Ijeoma Osigwe, M.A.


E-mail: ijeoma.osigwe@temple.edu

Ijeoma is a fifth year graduate student in the clinical program working with Dr. Deborah Drabick. After graduating with a B.A. in Psychology from Vanderbilt University in 2012, Ijeoma moved back to her hometown of New Orleans, LA and spent two years working as a research assistant with Dr. Paul Frick at the University of New Orleans studying the impact of juvenile justice involvement on youth development and also as a parenting educator at Tulane University. Ijeoma’s current research interests include child externalizing disorders and associated risk and resilience processes within the family environment.

 

Lindsay Myerberg, M.A.

Email: tue59711@temple.edu

Lindsay is a third year graduate student in the clinical program working with Dr. Deborah Drabick. She graduated from Catholic University in 2014 with an M.A. in Psychology and from University of Richmond in 2011 with a B.A. in Psychology. Before coming to Temple, she spent two years working as a Clinical Research Coordinator at Alvord, Baker, and Associates, LLC, a private psychotherapy practice in the Washington, D.C. metropolitan area. Her current research interests include child peer processes (i.e., engagement in bullying, victimization by peers) and their associations with internalizing and externalizing symptoms.

 

Johanna Nielsen, M.A.

Email: johanna.nielsen@temple.edu

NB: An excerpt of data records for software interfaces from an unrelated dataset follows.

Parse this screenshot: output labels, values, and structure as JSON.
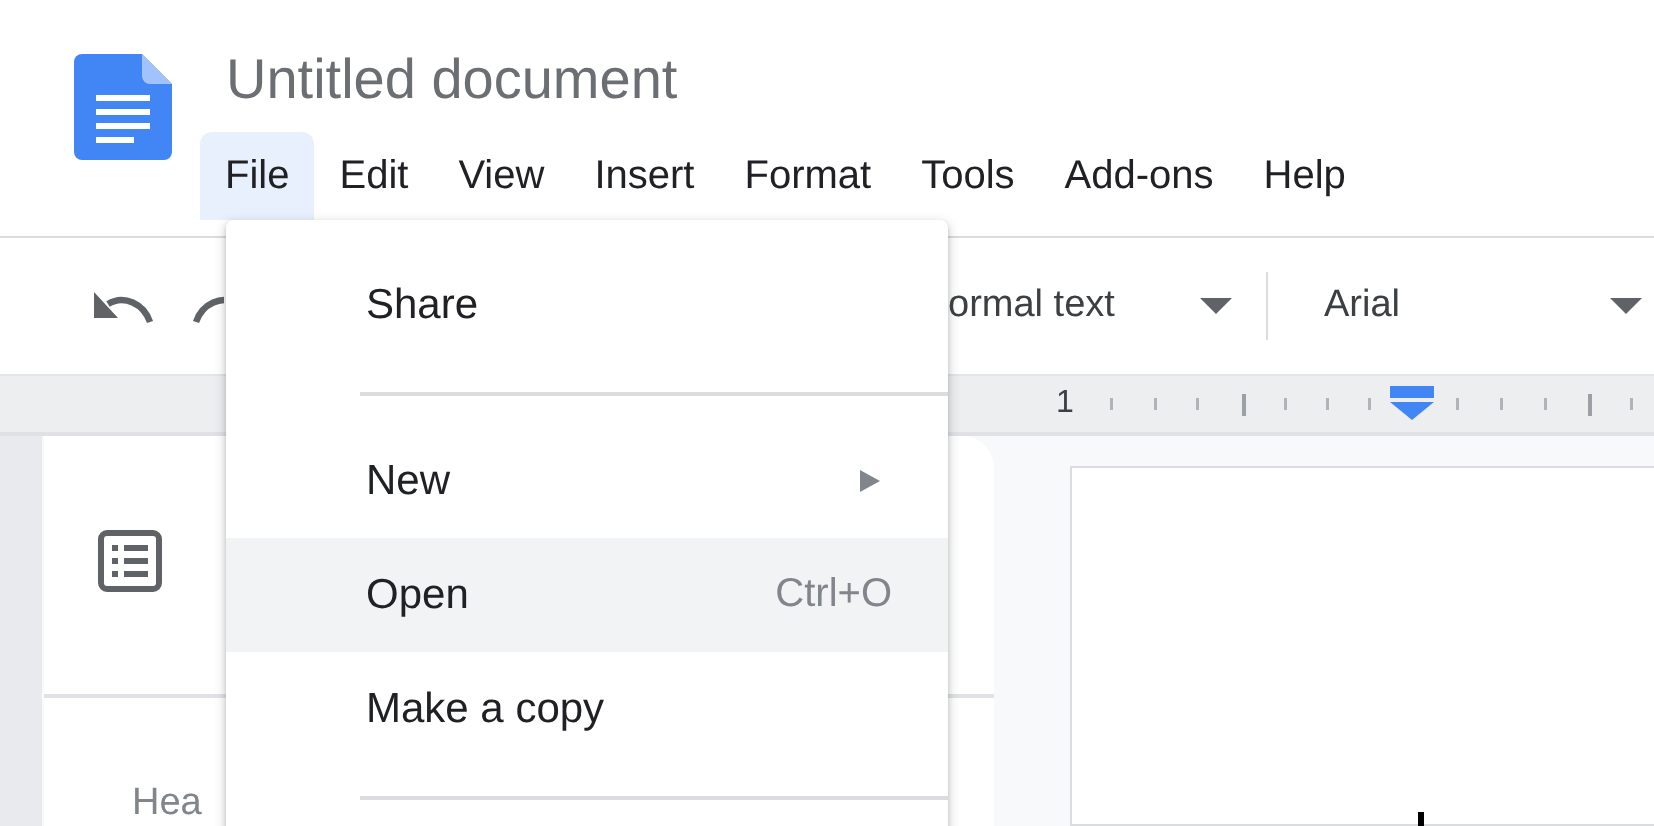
{
  "document": {
    "title": "Untitled document"
  },
  "menu_bar": [
    {
      "label": "File",
      "selected": true
    },
    {
      "label": "Edit",
      "selected": false
    },
    {
      "label": "View",
      "selected": false
    },
    {
      "label": "Insert",
      "selected": false
    },
    {
      "label": "Format",
      "selected": false
    },
    {
      "label": "Tools",
      "selected": false
    },
    {
      "label": "Add-ons",
      "selected": false
    },
    {
      "label": "Help",
      "selected": false
    }
  ],
  "toolbar": {
    "style_dropdown": "ormal text",
    "font_dropdown": "Arial"
  },
  "ruler": {
    "label": "1"
  },
  "outline_panel": {
    "heading_hint": "Hea"
  },
  "file_menu": {
    "items": [
      {
        "kind": "item",
        "label": "Share",
        "highlighted": false
      },
      {
        "kind": "divider"
      },
      {
        "kind": "submenu",
        "label": "New",
        "highlighted": false
      },
      {
        "kind": "item",
        "label": "Open",
        "shortcut": "Ctrl+O",
        "highlighted": true
      },
      {
        "kind": "item",
        "label": "Make a copy",
        "highlighted": false
      },
      {
        "kind": "divider"
      }
    ]
  }
}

Johanna (Jojo) Nielsen is a fourth year graduate student in the clinical psychology program. Jojo graduated from Boston University with a BA in Psychology in 2013. Prior to beginning her graduate studies, she worked as a research assistant and psychometrician in a pediatric neuropsychological assessment clinic at Massachusetts General Hospital. Jojo is broadly interested in researching developmental pathways to depression, with a particular interest in the role of self-regulation and executive functioning. Jojo’s current interests include exploring longitudinal predictors of psychopathology and neural correlates of these mechanisms, as well as problems related to measurement of these constructs.